He attended an invitation-only conference in Beijing for international scholars in preparation of a paper examining how the dynamics of cross-cultural negotiations impact bargaining theory and teaching. He also conducted a short course on mediation in Berlin, Germany, and was preparing for his keynote speech to the judicial Congress on Court Mediation in Recife, Brazil, where he will discuss various approaches to mediator training.
Professor Martha Chamallas participated in two “outstanding” conferences focused on the evolution of feminist legal theory and women’s legal equality.
At the Law and Society Association annual meeting in San Francisco, she was a commentator on a panel of leading feminist scholars who charted changes in family law and workplace discrimination law over the last two decades. She also reacted to a paper on “work wives,” a growing phenomenon in which two employees team up as a “couple” and develop an intimate, but nonsexual relationship.
At the Association of American Law Schools’ “2011 Workshop on Women Rethinking Equality” in Washington, D.C., Chamallas gave a speech at the plenary session on feminist theory, titled “The Enemies List,” identifying the sources of discrimination and division that women continue to face in the United States.
Next month, she heads off to Harvard Law School, where she will be visiting professor teaching Torts, Employment Discrimination, and Feminist Legal Theory.
Professor Stephanie Hoffer worked on a research paper about the doctrines of mistake and misrepresentation during the spring and summer semesters.
Because both are defenses to the enforcement of a contract and premised on a misapprehension of facts at the time of contract formation, she proposes they be dealt with using a single legal test. At the end of July, she gave a presentation on the same subject at the annual meeting of the Southeastern Association of Law Schools.

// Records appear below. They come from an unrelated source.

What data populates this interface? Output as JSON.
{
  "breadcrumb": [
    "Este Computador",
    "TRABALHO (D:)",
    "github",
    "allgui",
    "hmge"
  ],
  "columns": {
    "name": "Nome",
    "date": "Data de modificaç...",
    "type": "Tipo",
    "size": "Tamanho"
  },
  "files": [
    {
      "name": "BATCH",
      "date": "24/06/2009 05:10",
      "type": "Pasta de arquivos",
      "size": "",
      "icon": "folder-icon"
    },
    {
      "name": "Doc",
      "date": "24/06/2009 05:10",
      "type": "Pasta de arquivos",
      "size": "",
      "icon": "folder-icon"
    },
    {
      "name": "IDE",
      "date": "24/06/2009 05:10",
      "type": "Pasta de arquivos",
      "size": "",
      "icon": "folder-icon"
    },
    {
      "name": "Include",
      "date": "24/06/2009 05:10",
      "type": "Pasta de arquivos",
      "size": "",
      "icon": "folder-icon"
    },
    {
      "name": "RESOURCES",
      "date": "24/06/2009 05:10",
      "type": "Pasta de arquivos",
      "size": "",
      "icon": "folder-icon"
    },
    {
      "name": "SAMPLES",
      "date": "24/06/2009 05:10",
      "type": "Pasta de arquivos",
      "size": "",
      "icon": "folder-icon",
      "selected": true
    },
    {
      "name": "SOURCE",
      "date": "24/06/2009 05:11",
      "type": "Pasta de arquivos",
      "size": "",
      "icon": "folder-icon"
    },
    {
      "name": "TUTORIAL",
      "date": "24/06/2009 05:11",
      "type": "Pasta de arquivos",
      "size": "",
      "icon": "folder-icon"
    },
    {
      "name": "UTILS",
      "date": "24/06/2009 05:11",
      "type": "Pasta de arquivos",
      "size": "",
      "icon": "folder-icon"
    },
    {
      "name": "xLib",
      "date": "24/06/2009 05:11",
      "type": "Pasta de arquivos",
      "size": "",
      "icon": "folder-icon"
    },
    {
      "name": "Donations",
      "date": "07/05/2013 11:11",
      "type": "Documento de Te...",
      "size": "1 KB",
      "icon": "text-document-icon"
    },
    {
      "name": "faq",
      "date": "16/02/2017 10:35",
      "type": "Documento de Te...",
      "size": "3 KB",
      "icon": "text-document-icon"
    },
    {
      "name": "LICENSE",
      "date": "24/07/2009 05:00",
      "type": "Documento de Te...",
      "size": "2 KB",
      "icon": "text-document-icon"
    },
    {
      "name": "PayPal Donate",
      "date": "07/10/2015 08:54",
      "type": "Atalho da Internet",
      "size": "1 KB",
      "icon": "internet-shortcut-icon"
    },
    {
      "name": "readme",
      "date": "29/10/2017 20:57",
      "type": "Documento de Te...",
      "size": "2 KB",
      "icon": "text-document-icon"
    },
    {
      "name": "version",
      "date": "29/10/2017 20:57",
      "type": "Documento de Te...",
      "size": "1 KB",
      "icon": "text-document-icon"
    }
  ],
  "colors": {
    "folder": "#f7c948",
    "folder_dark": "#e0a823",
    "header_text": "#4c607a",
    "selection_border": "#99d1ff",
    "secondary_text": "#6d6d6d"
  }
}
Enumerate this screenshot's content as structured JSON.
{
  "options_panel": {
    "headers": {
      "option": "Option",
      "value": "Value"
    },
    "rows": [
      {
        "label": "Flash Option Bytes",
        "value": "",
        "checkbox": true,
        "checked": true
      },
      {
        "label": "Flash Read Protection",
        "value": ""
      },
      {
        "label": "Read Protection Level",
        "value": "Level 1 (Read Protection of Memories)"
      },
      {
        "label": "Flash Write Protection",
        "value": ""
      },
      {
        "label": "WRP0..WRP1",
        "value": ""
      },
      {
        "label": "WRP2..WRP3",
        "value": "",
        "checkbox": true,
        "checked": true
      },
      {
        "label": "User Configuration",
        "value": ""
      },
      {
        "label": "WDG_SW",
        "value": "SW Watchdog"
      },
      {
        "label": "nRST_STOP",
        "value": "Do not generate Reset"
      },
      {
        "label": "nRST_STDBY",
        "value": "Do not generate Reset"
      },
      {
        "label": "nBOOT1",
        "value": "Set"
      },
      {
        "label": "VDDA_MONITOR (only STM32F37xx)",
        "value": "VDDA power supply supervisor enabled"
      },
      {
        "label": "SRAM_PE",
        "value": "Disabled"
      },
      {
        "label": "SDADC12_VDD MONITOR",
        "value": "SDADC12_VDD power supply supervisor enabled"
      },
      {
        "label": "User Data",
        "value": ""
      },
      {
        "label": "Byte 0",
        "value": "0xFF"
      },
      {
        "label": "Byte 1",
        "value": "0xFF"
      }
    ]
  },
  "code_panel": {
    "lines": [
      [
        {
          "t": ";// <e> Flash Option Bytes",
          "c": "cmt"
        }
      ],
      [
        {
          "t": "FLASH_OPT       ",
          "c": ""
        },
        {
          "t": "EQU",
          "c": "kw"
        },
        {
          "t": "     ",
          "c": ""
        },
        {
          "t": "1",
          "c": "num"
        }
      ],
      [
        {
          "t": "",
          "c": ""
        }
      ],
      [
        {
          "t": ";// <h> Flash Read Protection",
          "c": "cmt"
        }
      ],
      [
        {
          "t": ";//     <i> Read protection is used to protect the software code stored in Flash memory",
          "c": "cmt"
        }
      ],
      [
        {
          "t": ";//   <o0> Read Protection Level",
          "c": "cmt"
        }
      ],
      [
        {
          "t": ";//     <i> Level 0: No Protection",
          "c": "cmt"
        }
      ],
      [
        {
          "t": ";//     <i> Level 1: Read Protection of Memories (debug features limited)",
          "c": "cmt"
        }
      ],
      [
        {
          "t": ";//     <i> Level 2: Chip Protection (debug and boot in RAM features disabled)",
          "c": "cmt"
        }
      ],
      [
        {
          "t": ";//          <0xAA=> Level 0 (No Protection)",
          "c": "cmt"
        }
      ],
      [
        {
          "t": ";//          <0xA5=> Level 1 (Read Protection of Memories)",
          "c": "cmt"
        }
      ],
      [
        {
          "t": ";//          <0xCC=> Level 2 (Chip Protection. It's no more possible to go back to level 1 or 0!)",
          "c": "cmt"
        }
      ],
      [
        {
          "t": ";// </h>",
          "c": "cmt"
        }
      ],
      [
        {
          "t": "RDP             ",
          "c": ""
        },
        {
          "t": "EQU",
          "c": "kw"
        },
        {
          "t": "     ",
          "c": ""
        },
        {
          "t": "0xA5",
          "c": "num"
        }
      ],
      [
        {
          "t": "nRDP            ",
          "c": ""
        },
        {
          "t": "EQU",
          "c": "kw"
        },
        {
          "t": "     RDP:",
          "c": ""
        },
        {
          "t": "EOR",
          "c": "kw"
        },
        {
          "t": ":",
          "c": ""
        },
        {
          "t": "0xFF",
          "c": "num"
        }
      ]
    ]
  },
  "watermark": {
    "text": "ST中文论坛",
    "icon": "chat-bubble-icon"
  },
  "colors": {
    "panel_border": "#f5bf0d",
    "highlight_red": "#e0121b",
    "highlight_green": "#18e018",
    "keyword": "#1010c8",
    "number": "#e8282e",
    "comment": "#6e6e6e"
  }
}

Hoffer also was busy with her “new bundle of joy,” George Hoffer Perry, who was born on Dec. 27 with a full head of hair. “George was born with Down syndrome, so we’ve spent a lot of time with doctors, nurses, and physical therapists,” she writes. “But every minute spent with George is wonderful. He makes everything fun — even waiting rooms — and I am so lucky to be his mom.”